HNA Group Co. supercharged its transformation from an obscure Chinese airline operator to a juggernaut capable of amassing multibillion-dollar stakes in globally recognised brands, including Hilton Worldwide Holdings Inc. and Deutsche Bank AG.
Now China’s boldest dealmaker, with more than US$40 billion of acquisitions spanning six continents, faces growing regulatory scrutiny from Beijing that threatens to spook bond investors and raise HNA’s financing costs when most of the shares pledged to fund its buying spree are declining. If the value of its collateral falls enough, HNA could be forced to sell its holdings to repay debt.
HNA and its units have pledged at least $24 billion of shares across 15 publicly traded firms, including the Hilton and Deutsche Bank stakes, filings show. HNA-related entities also have pledged billions more of unlisted assets that include shares of holding companies, land-use rights, planes, a golf resort and US$289,000 of corporate vehicles. Shareholders pledged a 17 per cent stake in the group’s closely held parent, according to government filings obtained by Bloomberg that document the pledges.

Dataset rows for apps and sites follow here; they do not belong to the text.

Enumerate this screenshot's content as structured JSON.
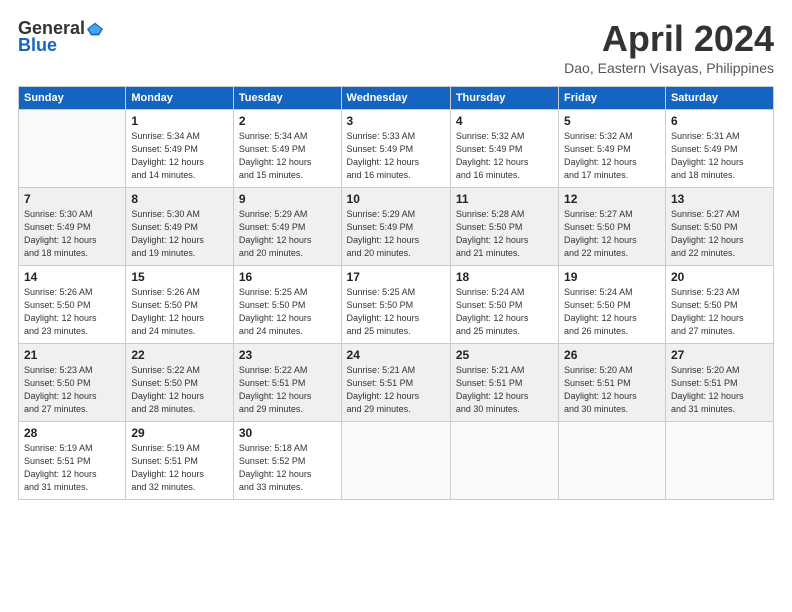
{
  "logo": {
    "general": "General",
    "blue": "Blue"
  },
  "title": "April 2024",
  "location": "Dao, Eastern Visayas, Philippines",
  "days_header": [
    "Sunday",
    "Monday",
    "Tuesday",
    "Wednesday",
    "Thursday",
    "Friday",
    "Saturday"
  ],
  "weeks": [
    [
      {
        "num": "",
        "info": ""
      },
      {
        "num": "1",
        "info": "Sunrise: 5:34 AM\nSunset: 5:49 PM\nDaylight: 12 hours\nand 14 minutes."
      },
      {
        "num": "2",
        "info": "Sunrise: 5:34 AM\nSunset: 5:49 PM\nDaylight: 12 hours\nand 15 minutes."
      },
      {
        "num": "3",
        "info": "Sunrise: 5:33 AM\nSunset: 5:49 PM\nDaylight: 12 hours\nand 16 minutes."
      },
      {
        "num": "4",
        "info": "Sunrise: 5:32 AM\nSunset: 5:49 PM\nDaylight: 12 hours\nand 16 minutes."
      },
      {
        "num": "5",
        "info": "Sunrise: 5:32 AM\nSunset: 5:49 PM\nDaylight: 12 hours\nand 17 minutes."
      },
      {
        "num": "6",
        "info": "Sunrise: 5:31 AM\nSunset: 5:49 PM\nDaylight: 12 hours\nand 18 minutes."
      }
    ],
    [
      {
        "num": "7",
        "info": "Sunrise: 5:30 AM\nSunset: 5:49 PM\nDaylight: 12 hours\nand 18 minutes."
      },
      {
        "num": "8",
        "info": "Sunrise: 5:30 AM\nSunset: 5:49 PM\nDaylight: 12 hours\nand 19 minutes."
      },
      {
        "num": "9",
        "info": "Sunrise: 5:29 AM\nSunset: 5:49 PM\nDaylight: 12 hours\nand 20 minutes."
      },
      {
        "num": "10",
        "info": "Sunrise: 5:29 AM\nSunset: 5:49 PM\nDaylight: 12 hours\nand 20 minutes."
      },
      {
        "num": "11",
        "info": "Sunrise: 5:28 AM\nSunset: 5:50 PM\nDaylight: 12 hours\nand 21 minutes."
      },
      {
        "num": "12",
        "info": "Sunrise: 5:27 AM\nSunset: 5:50 PM\nDaylight: 12 hours\nand 22 minutes."
      },
      {
        "num": "13",
        "info": "Sunrise: 5:27 AM\nSunset: 5:50 PM\nDaylight: 12 hours\nand 22 minutes."
      }
    ],
    [
      {
        "num": "14",
        "info": "Sunrise: 5:26 AM\nSunset: 5:50 PM\nDaylight: 12 hours\nand 23 minutes."
      },
      {
        "num": "15",
        "info": "Sunrise: 5:26 AM\nSunset: 5:50 PM\nDaylight: 12 hours\nand 24 minutes."
      },
      {
        "num": "16",
        "info": "Sunrise: 5:25 AM\nSunset: 5:50 PM\nDaylight: 12 hours\nand 24 minutes."
      },
      {
        "num": "17",
        "info": "Sunrise: 5:25 AM\nSunset: 5:50 PM\nDaylight: 12 hours\nand 25 minutes."
      },
      {
        "num": "18",
        "info": "Sunrise: 5:24 AM\nSunset: 5:50 PM\nDaylight: 12 hours\nand 25 minutes."
      },
      {
        "num": "19",
        "info": "Sunrise: 5:24 AM\nSunset: 5:50 PM\nDaylight: 12 hours\nand 26 minutes."
      },
      {
        "num": "20",
        "info": "Sunrise: 5:23 AM\nSunset: 5:50 PM\nDaylight: 12 hours\nand 27 minutes."
      }
    ],
    [
      {
        "num": "21",
        "info": "Sunrise: 5:23 AM\nSunset: 5:50 PM\nDaylight: 12 hours\nand 27 minutes."
      },
      {
        "num": "22",
        "info": "Sunrise: 5:22 AM\nSunset: 5:50 PM\nDaylight: 12 hours\nand 28 minutes."
      },
      {
        "num": "23",
        "info": "Sunrise: 5:22 AM\nSunset: 5:51 PM\nDaylight: 12 hours\nand 29 minutes."
      },
      {
        "num": "24",
        "info": "Sunrise: 5:21 AM\nSunset: 5:51 PM\nDaylight: 12 hours\nand 29 minutes."
      },
      {
        "num": "25",
        "info": "Sunrise: 5:21 AM\nSunset: 5:51 PM\nDaylight: 12 hours\nand 30 minutes."
      },
      {
        "num": "26",
        "info": "Sunrise: 5:20 AM\nSunset: 5:51 PM\nDaylight: 12 hours\nand 30 minutes."
      },
      {
        "num": "27",
        "info": "Sunrise: 5:20 AM\nSunset: 5:51 PM\nDaylight: 12 hours\nand 31 minutes."
      }
    ],
    [
      {
        "num": "28",
        "info": "Sunrise: 5:19 AM\nSunset: 5:51 PM\nDaylight: 12 hours\nand 31 minutes."
      },
      {
        "num": "29",
        "info": "Sunrise: 5:19 AM\nSunset: 5:51 PM\nDaylight: 12 hours\nand 32 minutes."
      },
      {
        "num": "30",
        "info": "Sunrise: 5:18 AM\nSunset: 5:52 PM\nDaylight: 12 hours\nand 33 minutes."
      },
      {
        "num": "",
        "info": ""
      },
      {
        "num": "",
        "info": ""
      },
      {
        "num": "",
        "info": ""
      },
      {
        "num": "",
        "info": ""
      }
    ]
  ]
}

“Whenever your share pledges increase, especially with respect to ratcheting up debt, I would say it increases risk,” said David Yu, an adjunct finance professor at New York University Shanghai. “The question really becomes, ‘At what point is it too much?’”

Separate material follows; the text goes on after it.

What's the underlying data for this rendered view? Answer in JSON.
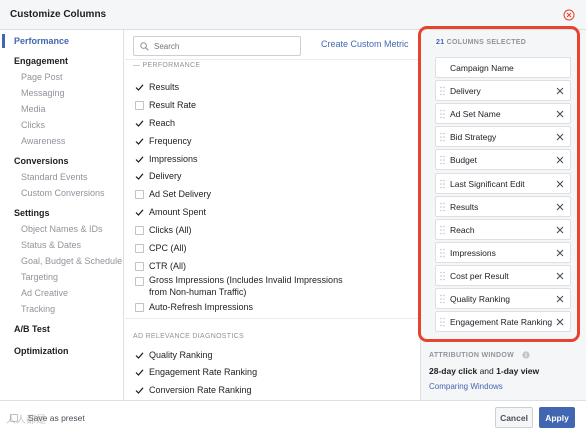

There’s nothing inherently wrong with share pledges or collateralised borrowing. Both are common forms of financing, particularly in China, where about 10 per cent of the country’s stock-market value has been pledged for loans, according to a report in January by David Cui, a China equity strategist at Bank of America Corp.
HNA, founded in 1993 and chaired by Chinese aviation tycoon Chen Feng, said by email that the pledging of shares isn’t its only financing source. The company said its business operations,…